Identify the lines in the data below that contain "phrase" and give only how many there are.

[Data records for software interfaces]
● ● ● ● ●
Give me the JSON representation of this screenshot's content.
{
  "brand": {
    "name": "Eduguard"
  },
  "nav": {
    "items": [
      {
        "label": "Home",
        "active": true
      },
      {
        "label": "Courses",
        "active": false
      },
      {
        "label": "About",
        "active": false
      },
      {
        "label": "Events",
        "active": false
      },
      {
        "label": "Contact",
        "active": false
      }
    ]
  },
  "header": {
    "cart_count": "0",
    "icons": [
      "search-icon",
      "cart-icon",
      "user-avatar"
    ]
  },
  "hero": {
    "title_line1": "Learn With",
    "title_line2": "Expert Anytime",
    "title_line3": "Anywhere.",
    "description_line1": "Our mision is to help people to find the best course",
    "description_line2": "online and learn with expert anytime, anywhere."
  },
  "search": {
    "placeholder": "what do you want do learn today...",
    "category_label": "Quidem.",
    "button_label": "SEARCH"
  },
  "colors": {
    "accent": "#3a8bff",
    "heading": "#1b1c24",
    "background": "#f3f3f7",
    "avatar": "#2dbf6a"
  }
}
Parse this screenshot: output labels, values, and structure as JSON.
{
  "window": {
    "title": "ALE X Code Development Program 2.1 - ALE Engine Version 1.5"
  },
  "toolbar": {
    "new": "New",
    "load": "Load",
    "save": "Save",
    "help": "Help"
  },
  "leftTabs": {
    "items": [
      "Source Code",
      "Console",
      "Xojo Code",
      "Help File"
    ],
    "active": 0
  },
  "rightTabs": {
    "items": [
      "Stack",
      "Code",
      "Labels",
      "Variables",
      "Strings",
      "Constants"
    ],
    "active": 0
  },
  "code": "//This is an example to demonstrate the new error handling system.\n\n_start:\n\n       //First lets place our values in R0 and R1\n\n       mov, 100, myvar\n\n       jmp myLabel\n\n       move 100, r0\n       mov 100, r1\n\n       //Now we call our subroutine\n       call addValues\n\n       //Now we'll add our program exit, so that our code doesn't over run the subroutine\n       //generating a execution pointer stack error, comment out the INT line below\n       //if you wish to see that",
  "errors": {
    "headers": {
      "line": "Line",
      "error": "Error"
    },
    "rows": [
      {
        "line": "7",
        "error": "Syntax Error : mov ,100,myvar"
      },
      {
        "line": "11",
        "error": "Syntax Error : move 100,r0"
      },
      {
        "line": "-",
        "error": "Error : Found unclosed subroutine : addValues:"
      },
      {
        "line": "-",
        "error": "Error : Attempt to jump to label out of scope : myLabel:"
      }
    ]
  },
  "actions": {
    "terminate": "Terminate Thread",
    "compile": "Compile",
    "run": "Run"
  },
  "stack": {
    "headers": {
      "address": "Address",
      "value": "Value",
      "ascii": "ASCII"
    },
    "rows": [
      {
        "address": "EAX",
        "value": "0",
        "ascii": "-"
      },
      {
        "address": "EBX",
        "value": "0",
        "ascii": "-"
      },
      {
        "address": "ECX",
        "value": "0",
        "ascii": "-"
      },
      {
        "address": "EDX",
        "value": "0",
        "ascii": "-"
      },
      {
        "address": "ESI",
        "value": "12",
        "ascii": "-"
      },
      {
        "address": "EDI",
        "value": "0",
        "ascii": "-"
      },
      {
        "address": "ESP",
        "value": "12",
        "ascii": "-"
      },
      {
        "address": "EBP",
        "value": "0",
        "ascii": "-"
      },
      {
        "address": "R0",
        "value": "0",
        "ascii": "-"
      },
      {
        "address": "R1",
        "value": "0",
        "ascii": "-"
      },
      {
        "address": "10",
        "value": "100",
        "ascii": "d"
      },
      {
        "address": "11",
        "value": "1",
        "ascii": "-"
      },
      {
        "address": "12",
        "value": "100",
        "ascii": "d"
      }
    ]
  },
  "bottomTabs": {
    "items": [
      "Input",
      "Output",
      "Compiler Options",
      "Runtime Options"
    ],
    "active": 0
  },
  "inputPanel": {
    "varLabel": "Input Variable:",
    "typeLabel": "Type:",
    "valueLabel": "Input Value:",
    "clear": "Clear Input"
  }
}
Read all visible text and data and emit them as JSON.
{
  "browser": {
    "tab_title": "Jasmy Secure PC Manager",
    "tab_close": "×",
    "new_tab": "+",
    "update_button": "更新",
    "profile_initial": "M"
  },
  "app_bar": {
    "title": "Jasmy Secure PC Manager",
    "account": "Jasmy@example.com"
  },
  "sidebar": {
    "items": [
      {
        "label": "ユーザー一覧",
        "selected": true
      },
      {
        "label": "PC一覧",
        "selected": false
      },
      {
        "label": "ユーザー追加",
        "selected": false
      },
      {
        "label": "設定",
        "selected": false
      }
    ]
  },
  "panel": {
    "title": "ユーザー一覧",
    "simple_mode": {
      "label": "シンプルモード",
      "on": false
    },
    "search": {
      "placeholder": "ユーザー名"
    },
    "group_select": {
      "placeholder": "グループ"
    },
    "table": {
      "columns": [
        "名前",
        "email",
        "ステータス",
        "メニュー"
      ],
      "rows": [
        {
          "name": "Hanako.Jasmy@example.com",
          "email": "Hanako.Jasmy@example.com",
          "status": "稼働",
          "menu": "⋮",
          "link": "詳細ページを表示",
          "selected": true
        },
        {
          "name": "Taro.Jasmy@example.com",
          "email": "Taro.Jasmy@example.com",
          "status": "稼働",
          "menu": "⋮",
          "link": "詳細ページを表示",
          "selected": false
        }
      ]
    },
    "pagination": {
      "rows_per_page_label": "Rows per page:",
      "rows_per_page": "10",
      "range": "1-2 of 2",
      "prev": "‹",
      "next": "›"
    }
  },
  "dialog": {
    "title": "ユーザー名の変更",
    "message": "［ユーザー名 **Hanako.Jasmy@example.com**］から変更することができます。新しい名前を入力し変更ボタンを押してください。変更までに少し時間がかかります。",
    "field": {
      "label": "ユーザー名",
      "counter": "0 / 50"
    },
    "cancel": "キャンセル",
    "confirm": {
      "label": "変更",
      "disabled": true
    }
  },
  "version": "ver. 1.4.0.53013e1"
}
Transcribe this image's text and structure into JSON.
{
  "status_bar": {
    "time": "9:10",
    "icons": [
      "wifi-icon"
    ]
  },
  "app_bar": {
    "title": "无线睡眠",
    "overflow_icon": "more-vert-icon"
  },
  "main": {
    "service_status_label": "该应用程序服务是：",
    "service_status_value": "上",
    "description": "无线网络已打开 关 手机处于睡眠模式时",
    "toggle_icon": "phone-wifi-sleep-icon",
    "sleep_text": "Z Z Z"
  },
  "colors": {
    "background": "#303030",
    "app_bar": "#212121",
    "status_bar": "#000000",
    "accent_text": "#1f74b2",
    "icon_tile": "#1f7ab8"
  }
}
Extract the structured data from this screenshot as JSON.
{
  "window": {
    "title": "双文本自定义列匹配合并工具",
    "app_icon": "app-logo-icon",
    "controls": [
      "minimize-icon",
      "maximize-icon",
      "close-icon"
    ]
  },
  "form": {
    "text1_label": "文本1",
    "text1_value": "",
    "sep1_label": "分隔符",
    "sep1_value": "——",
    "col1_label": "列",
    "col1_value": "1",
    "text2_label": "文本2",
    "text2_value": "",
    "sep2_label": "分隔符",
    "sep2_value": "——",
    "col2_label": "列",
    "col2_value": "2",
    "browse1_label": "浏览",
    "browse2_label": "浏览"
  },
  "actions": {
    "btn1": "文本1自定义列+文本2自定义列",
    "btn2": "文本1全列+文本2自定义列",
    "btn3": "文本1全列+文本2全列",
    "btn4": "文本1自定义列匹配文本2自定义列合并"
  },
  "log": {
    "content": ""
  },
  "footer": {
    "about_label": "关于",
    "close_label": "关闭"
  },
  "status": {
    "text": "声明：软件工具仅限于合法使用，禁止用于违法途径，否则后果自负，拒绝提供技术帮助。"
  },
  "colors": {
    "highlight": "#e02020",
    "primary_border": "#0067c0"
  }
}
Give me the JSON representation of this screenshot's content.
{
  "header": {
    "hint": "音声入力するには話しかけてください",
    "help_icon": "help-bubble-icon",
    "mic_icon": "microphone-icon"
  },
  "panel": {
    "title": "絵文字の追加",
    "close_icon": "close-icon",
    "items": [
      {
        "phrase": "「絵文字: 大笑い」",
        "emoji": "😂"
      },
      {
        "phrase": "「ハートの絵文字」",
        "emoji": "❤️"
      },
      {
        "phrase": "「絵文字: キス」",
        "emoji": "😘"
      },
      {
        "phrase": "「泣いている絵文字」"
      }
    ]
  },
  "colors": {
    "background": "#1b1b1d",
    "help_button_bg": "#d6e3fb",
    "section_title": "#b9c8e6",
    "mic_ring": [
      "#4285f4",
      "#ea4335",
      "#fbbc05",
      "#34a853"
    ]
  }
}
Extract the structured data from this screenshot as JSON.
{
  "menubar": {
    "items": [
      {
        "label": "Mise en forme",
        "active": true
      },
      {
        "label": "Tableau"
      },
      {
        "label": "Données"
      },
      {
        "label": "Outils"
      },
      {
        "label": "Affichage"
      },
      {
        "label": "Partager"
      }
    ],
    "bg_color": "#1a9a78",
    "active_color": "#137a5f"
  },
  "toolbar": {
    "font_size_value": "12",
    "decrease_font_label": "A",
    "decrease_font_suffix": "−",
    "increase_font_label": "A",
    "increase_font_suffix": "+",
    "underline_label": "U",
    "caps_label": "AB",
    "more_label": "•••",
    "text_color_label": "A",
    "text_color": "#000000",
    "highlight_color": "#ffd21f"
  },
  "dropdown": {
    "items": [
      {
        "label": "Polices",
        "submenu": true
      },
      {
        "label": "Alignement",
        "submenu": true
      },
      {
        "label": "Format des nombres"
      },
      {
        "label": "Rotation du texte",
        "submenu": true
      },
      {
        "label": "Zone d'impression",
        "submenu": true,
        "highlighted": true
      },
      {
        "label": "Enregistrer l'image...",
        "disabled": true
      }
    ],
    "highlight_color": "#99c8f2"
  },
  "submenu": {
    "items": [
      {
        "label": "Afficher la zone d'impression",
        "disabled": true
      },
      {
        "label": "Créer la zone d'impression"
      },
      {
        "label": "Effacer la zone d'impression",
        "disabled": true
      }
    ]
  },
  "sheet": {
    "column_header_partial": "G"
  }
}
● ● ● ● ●
*TASK SOLUTION:*
4